Your goal: The response should hold each line from the entries below where "pswm" is found.

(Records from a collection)
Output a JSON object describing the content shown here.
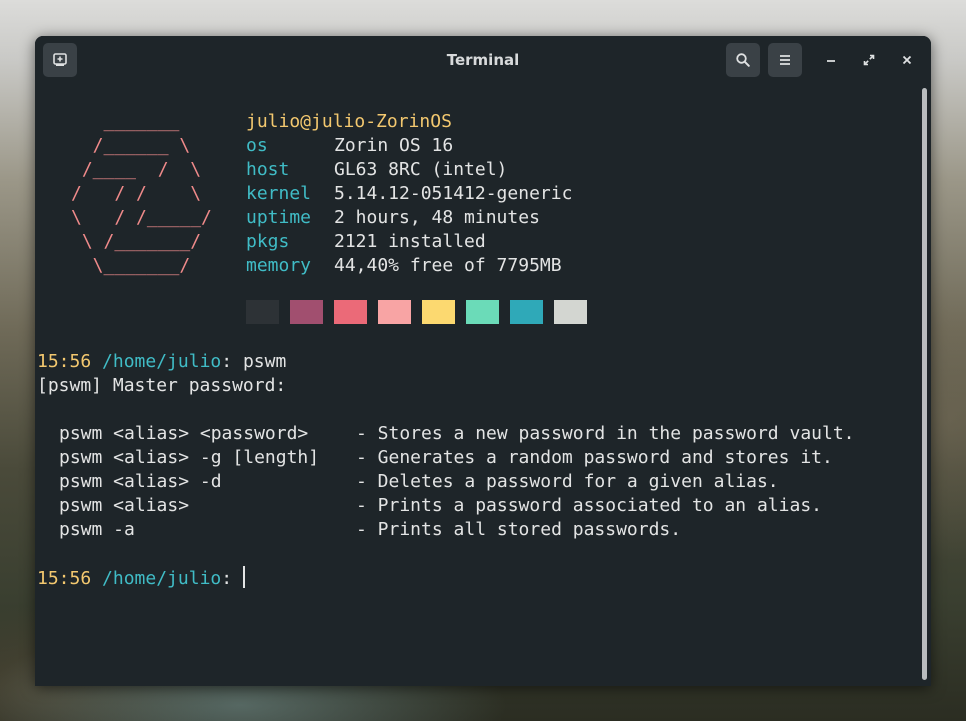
{
  "window": {
    "title": "Terminal",
    "new_tab_icon": "new-tab-icon",
    "search_icon": "search-icon",
    "menu_icon": "hamburger-menu-icon",
    "minimize_icon": "minimize-icon",
    "maximize_icon": "maximize-icon",
    "close_icon": "close-icon"
  },
  "neofetch": {
    "logo": [
      "   _______",
      "  /______ \\",
      " /____  /  \\",
      "/   / /    \\",
      "\\   / /_____/",
      " \\ /_______/",
      "  \\_______/"
    ],
    "user_host": "julio@julio-ZorinOS",
    "rows": [
      {
        "key": "os",
        "value": "Zorin OS 16"
      },
      {
        "key": "host",
        "value": "GL63 8RC (intel)"
      },
      {
        "key": "kernel",
        "value": "5.14.12-051412-generic"
      },
      {
        "key": "uptime",
        "value": "2 hours, 48 minutes"
      },
      {
        "key": "pkgs",
        "value": "2121 installed"
      },
      {
        "key": "memory",
        "value": "44,40% free of 7795MB"
      }
    ],
    "palette": [
      "#2d3236",
      "#a14f6f",
      "#eb6a78",
      "#f8a4a4",
      "#fcd970",
      "#6bdbb8",
      "#2fa9b8",
      "#d3d6d1"
    ]
  },
  "session": {
    "prompt1": {
      "time": "15:56",
      "path": "/home/julio",
      "sep": ":",
      "command": "pswm"
    },
    "master_line": "[pswm] Master password:",
    "usage": [
      {
        "cmd": "pswm <alias> <password>",
        "desc": "- Stores a new password in the password vault."
      },
      {
        "cmd": "pswm <alias> -g [length]",
        "desc": "- Generates a random password and stores it."
      },
      {
        "cmd": "pswm <alias> -d",
        "desc": "- Deletes a password for a given alias."
      },
      {
        "cmd": "pswm <alias>",
        "desc": "- Prints a password associated to an alias."
      },
      {
        "cmd": "pswm -a",
        "desc": "- Prints all stored passwords."
      }
    ],
    "prompt2": {
      "time": "15:56",
      "path": "/home/julio",
      "sep": ":",
      "command": ""
    }
  },
  "theme": {
    "background": "#1e2529",
    "yellow": "#f3c86f",
    "teal": "#40bcc6",
    "red": "#ef8a8a"
  }
}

Solution to the problem:
      "command": "pswm"
    "master_line": "[pswm] Master password:",
        "cmd": "pswm <alias> <password>",
        "cmd": "pswm <alias> -g [length]",
        "cmd": "pswm <alias> -d",
        "cmd": "pswm <alias>",
        "cmd": "pswm -a",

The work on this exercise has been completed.